Work instruction. Looking at the records below, say how many lines contain "active". Nothing else belongs in the answer.

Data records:
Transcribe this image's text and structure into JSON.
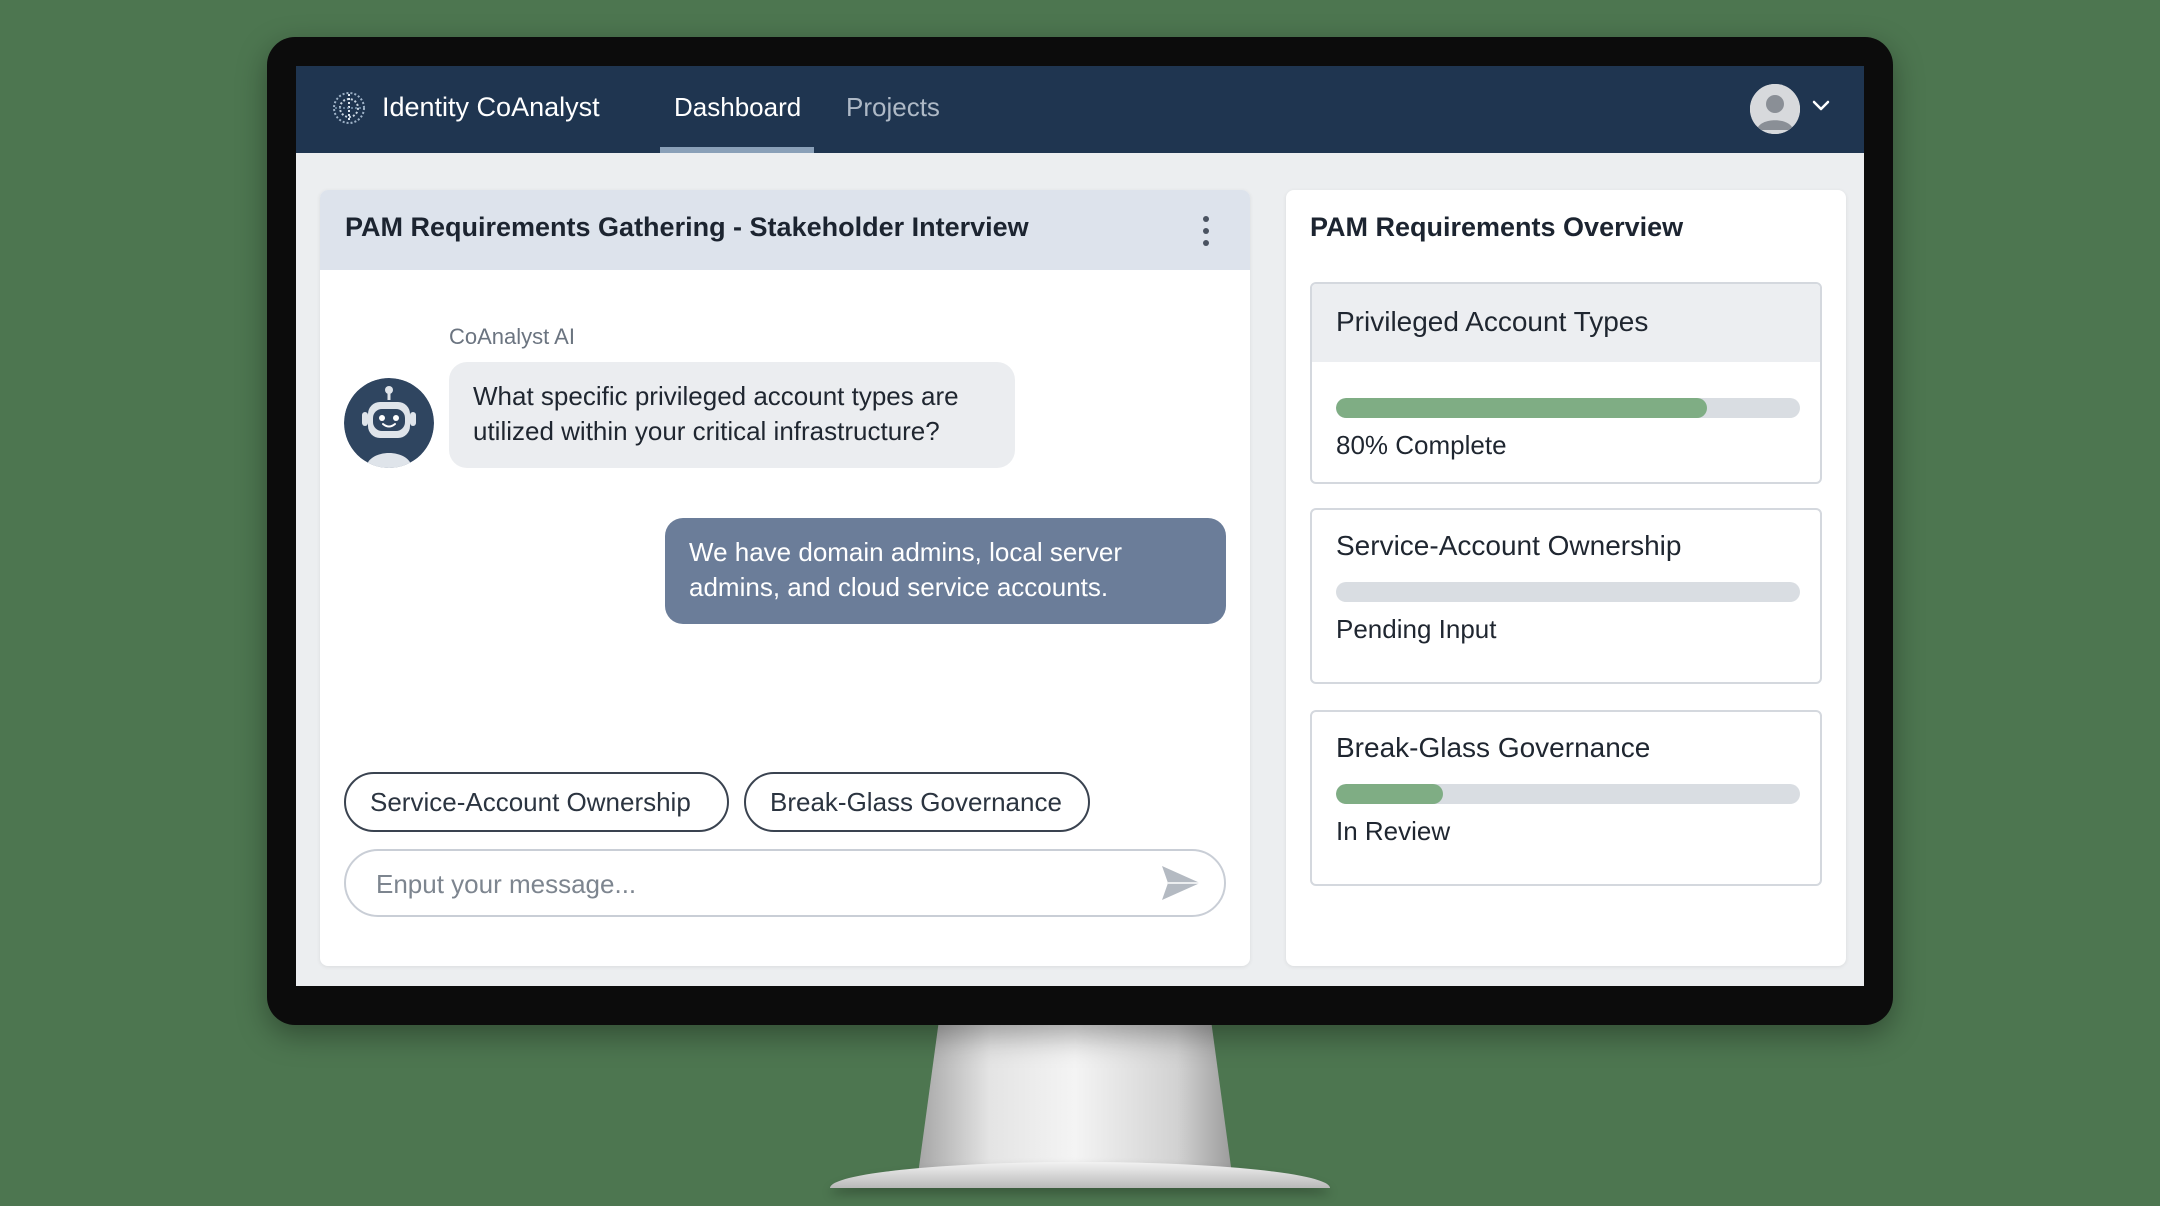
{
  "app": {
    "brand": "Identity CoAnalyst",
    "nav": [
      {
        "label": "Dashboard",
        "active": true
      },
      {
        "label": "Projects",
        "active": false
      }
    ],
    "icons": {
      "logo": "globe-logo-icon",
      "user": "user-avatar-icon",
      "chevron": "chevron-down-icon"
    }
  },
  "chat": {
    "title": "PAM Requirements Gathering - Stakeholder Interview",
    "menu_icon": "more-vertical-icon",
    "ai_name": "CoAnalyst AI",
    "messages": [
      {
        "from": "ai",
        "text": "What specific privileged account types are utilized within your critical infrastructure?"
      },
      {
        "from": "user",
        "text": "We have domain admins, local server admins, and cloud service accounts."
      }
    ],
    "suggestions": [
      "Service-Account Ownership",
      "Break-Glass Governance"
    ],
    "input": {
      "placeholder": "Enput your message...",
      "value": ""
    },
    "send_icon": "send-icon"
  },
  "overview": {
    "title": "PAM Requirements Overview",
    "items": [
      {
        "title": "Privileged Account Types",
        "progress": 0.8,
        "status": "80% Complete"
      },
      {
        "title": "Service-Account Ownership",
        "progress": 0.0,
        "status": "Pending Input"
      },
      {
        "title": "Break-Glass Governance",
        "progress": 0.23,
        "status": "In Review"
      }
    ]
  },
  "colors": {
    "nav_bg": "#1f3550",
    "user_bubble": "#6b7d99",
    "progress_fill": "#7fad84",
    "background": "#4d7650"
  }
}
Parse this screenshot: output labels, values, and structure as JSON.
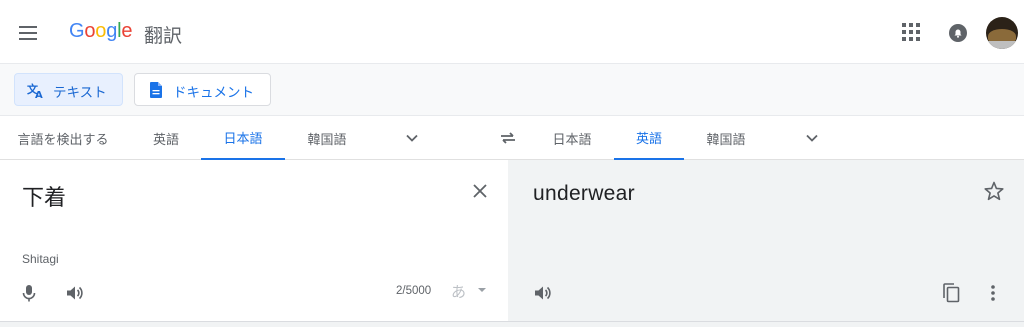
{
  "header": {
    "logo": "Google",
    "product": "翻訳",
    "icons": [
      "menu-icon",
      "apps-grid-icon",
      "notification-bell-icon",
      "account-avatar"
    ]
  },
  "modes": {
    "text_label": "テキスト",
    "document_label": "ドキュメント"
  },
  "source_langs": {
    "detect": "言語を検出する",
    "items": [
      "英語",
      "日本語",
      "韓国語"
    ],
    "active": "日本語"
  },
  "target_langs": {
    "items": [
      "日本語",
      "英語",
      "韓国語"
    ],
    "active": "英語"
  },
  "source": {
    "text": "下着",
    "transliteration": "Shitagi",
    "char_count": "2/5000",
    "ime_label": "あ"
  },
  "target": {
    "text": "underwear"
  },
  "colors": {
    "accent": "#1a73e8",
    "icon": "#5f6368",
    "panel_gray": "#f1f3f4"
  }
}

Output below. 4